With or without extra facial hair, it was time to go. Nathan returned the toothwash to its spot, grabbed his new comm and slipshods, and headed out the door. He paused just long enough to slap the doorscan to lockdown the apartment, and to dress his feet.

The traffic sounds reaching him now were steadier, though an occasional large vehicle-bellow interrupted the vehicular white noise. He skipped quickly up the cracked cement stairs and began jogging down the block.

Many a strung-out street dweller turned his head at Nathan’s rapidly flying form. Those too far gone to know up from down or side from side merely dreamt a vision more real than life, of a skinny laborer sprinting past their cardboard home.

Puffing, panting, and pausing to collect his breathing brought Nathan within reach of his employer’s station. He continued jogging, albeit more slowly. He came to a large, black doorway at the building’s sunside. A green light flitted briefly across the panel he scanned. The door pulled to the side and he entered.

When he’d first been accepted to this job, he’d worked nights. Each time the door had opened then, he’d felt he was walking into an unknown cave. Surely something was lurking; waiting to grab him. Maybe his nightmares lay around, wanting to jump out and yell, “Boo!” They’d have a contest to see who was scariest, invariably ending in a draw.

Aftermeal sunshine, however, often shone at the lucky time he began this new shift. It lit up just enough of the space to lead him in a glowing path to the beginning of where autolights finally took over illumination.

Nathan walked forward quickly. He stopped outside a door reading Check In. Scanning his comm, he entered as soon as the door moved to allow him. A few, lingering coworkers were just finishing gear-up. The rest milled noisily about. As he moved to his own locker, he saw his friend, Shin, sitting on a bench.

“Sup, Shin?” He asked pleasantly, opening his assigned locker with his comm.

Shin looked up, and Nathan could see that Shin also appeared smaller and sadder than usual. Despite that, the older man smiled wryly.

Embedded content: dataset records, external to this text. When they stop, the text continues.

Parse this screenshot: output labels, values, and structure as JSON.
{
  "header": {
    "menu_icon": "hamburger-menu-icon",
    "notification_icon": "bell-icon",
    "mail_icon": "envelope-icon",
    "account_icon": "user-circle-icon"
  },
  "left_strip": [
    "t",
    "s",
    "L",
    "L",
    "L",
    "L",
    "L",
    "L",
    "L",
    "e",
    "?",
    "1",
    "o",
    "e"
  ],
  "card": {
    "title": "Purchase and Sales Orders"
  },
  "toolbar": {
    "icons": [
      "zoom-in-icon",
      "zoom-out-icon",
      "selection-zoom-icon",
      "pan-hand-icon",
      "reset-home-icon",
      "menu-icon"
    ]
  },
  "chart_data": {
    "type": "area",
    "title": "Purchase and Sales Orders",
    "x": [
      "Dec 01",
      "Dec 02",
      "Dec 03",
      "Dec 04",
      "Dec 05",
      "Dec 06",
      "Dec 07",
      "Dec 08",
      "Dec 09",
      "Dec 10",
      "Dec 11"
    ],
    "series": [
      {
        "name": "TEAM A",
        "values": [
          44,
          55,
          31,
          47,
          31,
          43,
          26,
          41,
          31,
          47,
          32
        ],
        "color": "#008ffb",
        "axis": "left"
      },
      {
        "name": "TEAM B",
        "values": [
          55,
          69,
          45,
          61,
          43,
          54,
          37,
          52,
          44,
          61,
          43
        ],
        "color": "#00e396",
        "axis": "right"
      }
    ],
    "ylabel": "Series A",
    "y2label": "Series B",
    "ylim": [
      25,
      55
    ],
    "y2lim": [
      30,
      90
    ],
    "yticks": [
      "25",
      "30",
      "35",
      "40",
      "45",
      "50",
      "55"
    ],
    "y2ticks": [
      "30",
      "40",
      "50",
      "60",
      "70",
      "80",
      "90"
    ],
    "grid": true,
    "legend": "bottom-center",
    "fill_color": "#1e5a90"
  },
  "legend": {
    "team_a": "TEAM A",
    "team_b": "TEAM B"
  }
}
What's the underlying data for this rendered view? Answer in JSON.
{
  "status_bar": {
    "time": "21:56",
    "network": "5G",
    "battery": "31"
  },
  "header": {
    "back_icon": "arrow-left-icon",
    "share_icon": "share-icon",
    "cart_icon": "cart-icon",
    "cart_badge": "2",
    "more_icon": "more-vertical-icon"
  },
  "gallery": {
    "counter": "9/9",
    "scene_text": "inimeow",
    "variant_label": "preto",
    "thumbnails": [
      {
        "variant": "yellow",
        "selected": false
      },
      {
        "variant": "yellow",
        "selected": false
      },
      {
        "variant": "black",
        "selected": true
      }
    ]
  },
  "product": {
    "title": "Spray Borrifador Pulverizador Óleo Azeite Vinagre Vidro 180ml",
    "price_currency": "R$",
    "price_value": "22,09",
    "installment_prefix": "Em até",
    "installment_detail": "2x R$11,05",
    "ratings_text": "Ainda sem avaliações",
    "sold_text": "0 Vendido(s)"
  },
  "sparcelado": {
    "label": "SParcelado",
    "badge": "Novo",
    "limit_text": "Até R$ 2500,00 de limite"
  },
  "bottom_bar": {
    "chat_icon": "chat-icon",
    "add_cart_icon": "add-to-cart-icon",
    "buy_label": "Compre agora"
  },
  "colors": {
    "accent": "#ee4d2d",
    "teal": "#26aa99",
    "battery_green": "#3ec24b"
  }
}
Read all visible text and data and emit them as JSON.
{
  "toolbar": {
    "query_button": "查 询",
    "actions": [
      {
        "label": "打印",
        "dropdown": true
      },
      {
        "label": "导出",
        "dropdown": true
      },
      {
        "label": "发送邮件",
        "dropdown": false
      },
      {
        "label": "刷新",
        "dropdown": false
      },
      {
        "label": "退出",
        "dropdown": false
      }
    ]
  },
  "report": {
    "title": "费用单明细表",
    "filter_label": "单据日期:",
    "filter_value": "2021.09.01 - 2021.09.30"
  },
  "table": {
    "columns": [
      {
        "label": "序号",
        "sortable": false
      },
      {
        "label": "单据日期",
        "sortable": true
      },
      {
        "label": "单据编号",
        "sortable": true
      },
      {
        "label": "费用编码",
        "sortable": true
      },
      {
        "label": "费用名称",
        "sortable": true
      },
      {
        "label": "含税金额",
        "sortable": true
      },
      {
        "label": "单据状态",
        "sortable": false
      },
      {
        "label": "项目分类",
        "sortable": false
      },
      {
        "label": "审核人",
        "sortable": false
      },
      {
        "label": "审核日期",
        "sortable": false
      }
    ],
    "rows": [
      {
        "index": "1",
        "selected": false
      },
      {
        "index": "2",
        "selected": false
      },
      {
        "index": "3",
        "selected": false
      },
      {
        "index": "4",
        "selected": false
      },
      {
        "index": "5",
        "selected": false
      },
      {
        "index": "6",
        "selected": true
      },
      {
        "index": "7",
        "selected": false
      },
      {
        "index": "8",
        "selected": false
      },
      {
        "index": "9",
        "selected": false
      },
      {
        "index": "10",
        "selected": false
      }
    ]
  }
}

“Hey, Nathaniel,” Shin answered. “Long time no see.”

 

Continued from Skinwalkers, XIV.
Read to Skinwalkers, XVI.